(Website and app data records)
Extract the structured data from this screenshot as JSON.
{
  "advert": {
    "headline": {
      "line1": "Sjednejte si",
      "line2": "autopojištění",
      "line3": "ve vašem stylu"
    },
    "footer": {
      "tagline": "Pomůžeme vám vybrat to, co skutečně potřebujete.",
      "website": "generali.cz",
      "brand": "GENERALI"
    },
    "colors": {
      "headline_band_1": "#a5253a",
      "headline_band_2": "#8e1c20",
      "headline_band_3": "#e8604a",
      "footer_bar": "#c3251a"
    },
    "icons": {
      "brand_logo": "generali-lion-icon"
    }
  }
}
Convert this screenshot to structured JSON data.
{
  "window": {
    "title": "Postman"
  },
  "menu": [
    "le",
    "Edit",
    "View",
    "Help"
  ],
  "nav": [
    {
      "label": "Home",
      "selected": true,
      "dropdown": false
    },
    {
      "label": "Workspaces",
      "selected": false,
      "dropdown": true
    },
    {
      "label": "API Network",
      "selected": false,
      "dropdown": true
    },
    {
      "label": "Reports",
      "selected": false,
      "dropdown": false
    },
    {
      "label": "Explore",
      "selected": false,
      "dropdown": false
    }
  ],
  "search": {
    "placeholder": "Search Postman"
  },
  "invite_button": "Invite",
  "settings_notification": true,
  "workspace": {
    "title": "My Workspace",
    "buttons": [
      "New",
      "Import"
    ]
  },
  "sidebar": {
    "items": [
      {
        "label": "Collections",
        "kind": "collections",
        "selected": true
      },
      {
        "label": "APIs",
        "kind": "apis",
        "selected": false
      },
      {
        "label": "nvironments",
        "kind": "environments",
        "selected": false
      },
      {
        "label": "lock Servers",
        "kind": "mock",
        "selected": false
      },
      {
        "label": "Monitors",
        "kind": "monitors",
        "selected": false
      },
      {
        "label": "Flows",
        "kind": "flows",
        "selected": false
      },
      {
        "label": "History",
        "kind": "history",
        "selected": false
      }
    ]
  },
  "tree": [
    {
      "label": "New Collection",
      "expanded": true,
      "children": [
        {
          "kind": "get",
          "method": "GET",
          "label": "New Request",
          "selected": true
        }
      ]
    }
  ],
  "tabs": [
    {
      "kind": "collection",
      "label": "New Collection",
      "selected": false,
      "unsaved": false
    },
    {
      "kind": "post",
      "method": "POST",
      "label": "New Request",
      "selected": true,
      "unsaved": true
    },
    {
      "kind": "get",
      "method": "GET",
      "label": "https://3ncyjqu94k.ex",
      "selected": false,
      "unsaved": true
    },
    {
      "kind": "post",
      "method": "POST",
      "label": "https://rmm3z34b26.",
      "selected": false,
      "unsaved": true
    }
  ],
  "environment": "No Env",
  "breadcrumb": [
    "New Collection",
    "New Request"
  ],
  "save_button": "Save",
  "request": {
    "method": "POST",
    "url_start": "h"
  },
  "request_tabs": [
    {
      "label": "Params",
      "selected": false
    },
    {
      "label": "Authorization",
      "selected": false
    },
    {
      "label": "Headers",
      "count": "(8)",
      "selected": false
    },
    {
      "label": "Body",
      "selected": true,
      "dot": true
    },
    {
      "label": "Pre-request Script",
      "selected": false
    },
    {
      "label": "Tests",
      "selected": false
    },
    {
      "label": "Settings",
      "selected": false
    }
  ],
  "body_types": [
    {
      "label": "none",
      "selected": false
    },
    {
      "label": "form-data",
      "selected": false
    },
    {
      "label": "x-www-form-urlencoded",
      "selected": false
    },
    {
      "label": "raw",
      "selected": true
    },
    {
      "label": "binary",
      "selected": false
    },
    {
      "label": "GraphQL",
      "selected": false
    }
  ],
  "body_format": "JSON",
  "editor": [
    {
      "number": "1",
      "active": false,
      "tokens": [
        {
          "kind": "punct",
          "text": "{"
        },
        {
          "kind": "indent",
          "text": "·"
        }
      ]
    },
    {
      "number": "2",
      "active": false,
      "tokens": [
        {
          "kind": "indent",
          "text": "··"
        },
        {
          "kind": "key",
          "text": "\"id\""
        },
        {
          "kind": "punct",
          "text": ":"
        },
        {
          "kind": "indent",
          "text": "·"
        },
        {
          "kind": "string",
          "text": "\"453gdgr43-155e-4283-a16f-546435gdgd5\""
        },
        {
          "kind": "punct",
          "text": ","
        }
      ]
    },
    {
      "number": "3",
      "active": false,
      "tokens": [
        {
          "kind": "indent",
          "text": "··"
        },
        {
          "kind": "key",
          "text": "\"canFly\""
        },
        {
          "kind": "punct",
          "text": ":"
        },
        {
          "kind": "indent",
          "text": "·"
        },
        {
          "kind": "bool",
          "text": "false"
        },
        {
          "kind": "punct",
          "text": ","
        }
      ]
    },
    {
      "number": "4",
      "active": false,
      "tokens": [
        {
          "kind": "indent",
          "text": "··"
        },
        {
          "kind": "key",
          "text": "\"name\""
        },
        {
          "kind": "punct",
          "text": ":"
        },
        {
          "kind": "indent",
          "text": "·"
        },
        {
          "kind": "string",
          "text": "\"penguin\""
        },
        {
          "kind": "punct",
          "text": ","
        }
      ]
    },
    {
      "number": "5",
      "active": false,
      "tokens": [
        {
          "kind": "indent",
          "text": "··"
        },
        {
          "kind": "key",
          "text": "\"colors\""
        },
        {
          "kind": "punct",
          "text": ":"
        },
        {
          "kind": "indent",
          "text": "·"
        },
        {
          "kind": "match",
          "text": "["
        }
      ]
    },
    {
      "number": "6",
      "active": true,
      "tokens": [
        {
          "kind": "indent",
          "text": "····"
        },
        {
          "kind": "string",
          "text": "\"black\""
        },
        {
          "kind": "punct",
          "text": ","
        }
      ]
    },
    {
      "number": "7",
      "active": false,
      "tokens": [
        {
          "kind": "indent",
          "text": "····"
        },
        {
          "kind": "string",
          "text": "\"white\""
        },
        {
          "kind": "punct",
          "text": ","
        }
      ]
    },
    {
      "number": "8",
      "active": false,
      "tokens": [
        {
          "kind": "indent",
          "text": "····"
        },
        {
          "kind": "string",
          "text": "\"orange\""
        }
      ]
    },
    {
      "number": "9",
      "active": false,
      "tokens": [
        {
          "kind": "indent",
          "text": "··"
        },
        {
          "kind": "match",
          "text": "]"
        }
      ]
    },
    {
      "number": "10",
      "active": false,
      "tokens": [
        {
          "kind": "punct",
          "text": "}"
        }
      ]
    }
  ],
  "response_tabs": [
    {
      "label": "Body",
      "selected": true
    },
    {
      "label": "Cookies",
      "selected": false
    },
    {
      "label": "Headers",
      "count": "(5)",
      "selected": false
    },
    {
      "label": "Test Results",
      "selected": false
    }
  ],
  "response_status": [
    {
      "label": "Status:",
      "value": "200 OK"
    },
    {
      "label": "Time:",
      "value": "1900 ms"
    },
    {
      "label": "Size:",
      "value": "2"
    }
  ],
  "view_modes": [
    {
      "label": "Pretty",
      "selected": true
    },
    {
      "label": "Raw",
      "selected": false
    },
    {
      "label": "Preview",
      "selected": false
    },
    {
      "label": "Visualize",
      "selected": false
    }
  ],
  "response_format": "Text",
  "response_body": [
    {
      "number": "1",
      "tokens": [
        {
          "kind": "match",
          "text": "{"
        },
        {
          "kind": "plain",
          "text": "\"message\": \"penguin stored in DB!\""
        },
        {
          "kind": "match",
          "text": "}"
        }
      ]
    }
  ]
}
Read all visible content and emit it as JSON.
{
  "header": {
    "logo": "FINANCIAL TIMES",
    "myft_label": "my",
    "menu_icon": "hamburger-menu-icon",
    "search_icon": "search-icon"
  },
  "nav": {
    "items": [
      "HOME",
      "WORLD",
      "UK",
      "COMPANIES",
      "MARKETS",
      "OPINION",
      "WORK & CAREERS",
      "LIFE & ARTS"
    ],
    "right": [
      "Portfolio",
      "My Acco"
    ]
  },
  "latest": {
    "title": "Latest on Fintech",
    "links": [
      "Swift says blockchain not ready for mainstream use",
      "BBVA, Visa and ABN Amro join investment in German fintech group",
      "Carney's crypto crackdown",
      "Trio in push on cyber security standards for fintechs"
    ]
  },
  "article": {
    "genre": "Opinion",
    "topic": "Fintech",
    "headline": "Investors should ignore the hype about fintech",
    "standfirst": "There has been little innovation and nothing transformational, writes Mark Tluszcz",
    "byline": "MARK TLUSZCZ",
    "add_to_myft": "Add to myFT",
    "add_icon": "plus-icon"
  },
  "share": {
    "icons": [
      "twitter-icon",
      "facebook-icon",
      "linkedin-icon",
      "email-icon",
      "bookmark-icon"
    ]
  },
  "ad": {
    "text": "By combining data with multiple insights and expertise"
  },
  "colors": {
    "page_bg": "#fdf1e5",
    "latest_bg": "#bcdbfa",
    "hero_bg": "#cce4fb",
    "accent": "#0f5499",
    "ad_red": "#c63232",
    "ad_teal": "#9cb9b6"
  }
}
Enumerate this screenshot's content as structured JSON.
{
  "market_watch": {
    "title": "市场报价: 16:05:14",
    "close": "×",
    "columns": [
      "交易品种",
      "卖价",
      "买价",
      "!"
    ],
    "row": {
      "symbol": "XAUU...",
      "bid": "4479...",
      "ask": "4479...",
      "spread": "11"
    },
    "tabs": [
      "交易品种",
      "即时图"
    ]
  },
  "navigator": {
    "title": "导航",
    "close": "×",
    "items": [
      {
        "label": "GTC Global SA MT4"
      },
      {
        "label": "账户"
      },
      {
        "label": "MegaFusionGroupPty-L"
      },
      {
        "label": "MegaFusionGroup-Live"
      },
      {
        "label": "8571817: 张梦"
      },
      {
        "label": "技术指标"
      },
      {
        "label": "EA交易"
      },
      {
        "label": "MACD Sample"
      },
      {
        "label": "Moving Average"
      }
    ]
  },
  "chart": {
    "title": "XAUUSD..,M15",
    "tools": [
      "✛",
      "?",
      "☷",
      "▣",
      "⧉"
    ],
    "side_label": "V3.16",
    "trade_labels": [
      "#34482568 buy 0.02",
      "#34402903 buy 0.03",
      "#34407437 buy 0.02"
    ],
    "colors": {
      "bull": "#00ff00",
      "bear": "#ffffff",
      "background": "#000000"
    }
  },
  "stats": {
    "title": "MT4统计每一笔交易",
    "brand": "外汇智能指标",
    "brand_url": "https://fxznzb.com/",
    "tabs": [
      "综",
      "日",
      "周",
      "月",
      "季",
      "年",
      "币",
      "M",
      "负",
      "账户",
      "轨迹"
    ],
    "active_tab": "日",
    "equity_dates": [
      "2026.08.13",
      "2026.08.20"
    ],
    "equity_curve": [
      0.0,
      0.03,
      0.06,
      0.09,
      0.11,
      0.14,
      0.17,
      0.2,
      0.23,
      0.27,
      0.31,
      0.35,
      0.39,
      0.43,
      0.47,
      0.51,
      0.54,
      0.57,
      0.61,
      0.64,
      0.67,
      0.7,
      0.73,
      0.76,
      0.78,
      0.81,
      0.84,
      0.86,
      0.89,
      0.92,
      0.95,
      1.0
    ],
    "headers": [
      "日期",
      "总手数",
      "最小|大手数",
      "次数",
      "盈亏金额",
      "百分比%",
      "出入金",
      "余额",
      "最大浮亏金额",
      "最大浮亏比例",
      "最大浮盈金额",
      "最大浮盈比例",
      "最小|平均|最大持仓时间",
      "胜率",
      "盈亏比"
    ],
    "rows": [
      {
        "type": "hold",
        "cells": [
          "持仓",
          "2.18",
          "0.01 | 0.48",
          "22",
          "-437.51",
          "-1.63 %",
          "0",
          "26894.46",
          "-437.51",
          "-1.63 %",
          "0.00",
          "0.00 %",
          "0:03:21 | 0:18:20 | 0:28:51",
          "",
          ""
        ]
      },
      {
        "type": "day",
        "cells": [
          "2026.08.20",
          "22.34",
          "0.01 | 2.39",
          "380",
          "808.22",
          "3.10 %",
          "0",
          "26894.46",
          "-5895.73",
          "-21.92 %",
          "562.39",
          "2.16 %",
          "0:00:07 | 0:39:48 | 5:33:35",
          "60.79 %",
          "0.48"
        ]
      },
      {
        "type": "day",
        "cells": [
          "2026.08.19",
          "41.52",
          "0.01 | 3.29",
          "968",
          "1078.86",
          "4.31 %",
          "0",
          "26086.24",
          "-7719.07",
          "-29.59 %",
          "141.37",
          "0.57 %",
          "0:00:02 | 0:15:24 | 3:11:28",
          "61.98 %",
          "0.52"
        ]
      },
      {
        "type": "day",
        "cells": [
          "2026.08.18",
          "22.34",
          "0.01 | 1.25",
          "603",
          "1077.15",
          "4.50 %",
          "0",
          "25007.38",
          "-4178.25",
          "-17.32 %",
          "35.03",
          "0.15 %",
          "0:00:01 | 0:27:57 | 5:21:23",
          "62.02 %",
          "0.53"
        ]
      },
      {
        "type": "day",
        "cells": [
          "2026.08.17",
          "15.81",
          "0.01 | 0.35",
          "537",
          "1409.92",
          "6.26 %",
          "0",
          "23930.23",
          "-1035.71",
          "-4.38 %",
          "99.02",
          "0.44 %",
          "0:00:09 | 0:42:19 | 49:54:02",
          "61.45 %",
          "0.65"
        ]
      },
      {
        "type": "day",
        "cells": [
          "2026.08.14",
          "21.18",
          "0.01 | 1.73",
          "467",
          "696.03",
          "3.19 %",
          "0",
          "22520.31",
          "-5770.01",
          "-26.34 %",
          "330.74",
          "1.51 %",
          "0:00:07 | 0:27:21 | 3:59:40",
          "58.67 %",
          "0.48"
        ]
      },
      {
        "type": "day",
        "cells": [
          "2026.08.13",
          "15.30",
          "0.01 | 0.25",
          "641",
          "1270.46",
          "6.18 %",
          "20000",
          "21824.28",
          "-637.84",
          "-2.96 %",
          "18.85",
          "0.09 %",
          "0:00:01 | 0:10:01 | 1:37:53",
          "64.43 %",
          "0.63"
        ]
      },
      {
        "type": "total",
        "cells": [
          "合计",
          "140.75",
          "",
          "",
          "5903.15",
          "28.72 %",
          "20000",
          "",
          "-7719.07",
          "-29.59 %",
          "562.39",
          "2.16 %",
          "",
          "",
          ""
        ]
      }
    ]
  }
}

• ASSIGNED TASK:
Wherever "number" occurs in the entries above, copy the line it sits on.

• RESPONSE TO THE EXERCISE:
      "number": "1",
      "number": "2",
      "number": "3",
      "number": "4",
      "number": "5",
      "number": "6",
      "number": "7",
      "number": "8",
      "number": "9",
      "number": "10",
      "number": "1",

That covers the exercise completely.